* _Work required_
A faithful copy of each entry below is expected, with the images removed.

* _Extracted information_
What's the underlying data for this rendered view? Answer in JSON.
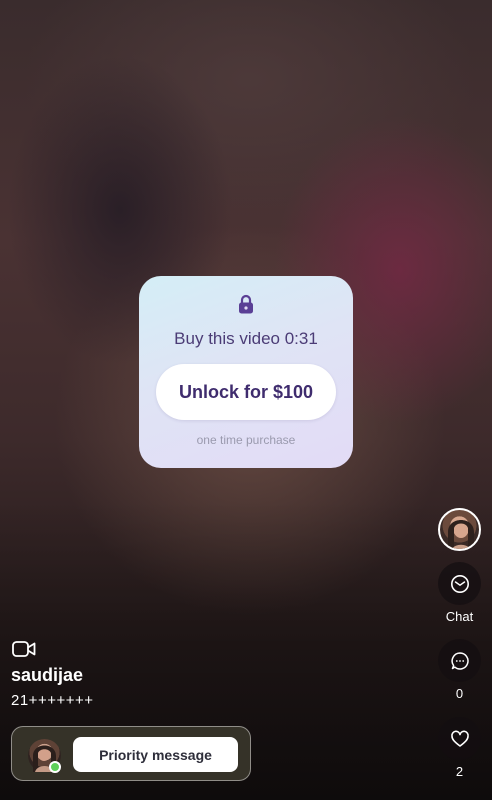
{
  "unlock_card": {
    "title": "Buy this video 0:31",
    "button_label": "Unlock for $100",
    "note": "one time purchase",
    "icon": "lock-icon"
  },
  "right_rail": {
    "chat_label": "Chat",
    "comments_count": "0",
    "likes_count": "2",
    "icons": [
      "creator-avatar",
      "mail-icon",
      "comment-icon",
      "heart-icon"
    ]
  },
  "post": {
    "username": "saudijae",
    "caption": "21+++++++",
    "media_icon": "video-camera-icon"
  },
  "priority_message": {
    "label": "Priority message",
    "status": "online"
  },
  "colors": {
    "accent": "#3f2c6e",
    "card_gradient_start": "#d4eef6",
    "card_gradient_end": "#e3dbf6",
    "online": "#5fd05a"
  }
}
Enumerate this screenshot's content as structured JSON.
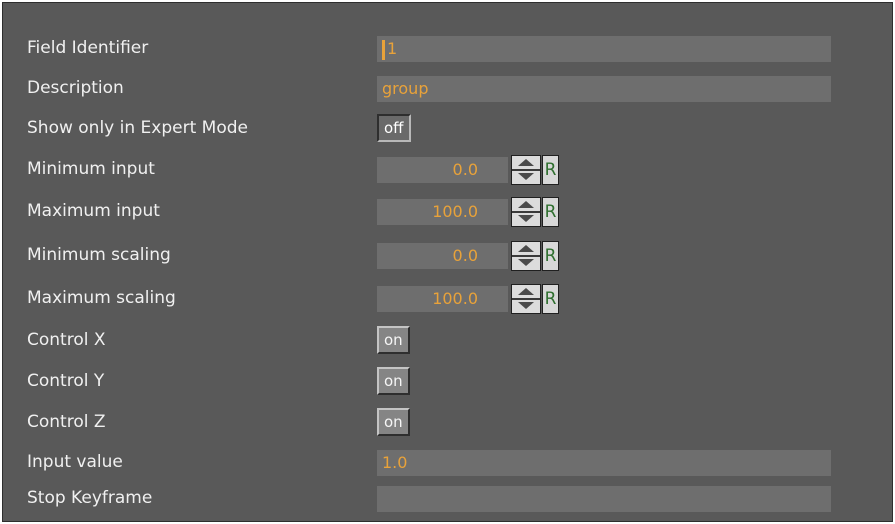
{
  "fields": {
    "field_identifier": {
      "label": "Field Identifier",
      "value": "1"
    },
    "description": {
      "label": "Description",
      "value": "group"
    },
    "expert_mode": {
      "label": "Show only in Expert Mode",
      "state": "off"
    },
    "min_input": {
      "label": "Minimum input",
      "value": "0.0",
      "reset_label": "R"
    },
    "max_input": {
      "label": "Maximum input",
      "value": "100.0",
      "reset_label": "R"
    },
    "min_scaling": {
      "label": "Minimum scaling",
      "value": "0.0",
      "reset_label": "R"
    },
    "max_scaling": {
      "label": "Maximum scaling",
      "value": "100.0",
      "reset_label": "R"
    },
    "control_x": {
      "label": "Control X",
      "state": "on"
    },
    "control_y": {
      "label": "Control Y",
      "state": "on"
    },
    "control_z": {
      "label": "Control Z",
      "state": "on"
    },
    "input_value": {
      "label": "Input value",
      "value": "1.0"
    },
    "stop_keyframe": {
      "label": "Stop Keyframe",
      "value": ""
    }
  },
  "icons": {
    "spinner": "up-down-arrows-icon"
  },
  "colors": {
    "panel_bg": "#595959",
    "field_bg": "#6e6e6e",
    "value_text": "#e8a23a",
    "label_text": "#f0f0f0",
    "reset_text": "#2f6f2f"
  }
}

* _Exercise solution_
What's the underlying data for this rendered view? Answer in JSON.
{
  "unlock_card": {
    "title": "Buy this video 0:31",
    "button_label": "Unlock for $100",
    "note": "one time purchase",
    "icon": "lock-icon"
  },
  "right_rail": {
    "chat_label": "Chat",
    "comments_count": "0",
    "likes_count": "2",
    "icons": [
      "creator-avatar",
      "mail-icon",
      "comment-icon",
      "heart-icon"
    ]
  },
  "post": {
    "username": "saudijae",
    "caption": "21+++++++",
    "media_icon": "video-camera-icon"
  },
  "priority_message": {
    "label": "Priority message",
    "status": "online"
  },
  "colors": {
    "accent": "#3f2c6e",
    "card_gradient_start": "#d4eef6",
    "card_gradient_end": "#e3dbf6",
    "online": "#5fd05a"
  }
}
Enumerate this screenshot's content as structured JSON.
{
  "fields": {
    "field_identifier": {
      "label": "Field Identifier",
      "value": "1"
    },
    "description": {
      "label": "Description",
      "value": "group"
    },
    "expert_mode": {
      "label": "Show only in Expert Mode",
      "state": "off"
    },
    "min_input": {
      "label": "Minimum input",
      "value": "0.0",
      "reset_label": "R"
    },
    "max_input": {
      "label": "Maximum input",
      "value": "100.0",
      "reset_label": "R"
    },
    "min_scaling": {
      "label": "Minimum scaling",
      "value": "0.0",
      "reset_label": "R"
    },
    "max_scaling": {
      "label": "Maximum scaling",
      "value": "100.0",
      "reset_label": "R"
    },
    "control_x": {
      "label": "Control X",
      "state": "on"
    },
    "control_y": {
      "label": "Control Y",
      "state": "on"
    },
    "control_z": {
      "label": "Control Z",
      "state": "on"
    },
    "input_value": {
      "label": "Input value",
      "value": "1.0"
    },
    "stop_keyframe": {
      "label": "Stop Keyframe",
      "value": ""
    }
  },
  "icons": {
    "spinner": "up-down-arrows-icon"
  },
  "colors": {
    "panel_bg": "#595959",
    "field_bg": "#6e6e6e",
    "value_text": "#e8a23a",
    "label_text": "#f0f0f0",
    "reset_text": "#2f6f2f"
  }
}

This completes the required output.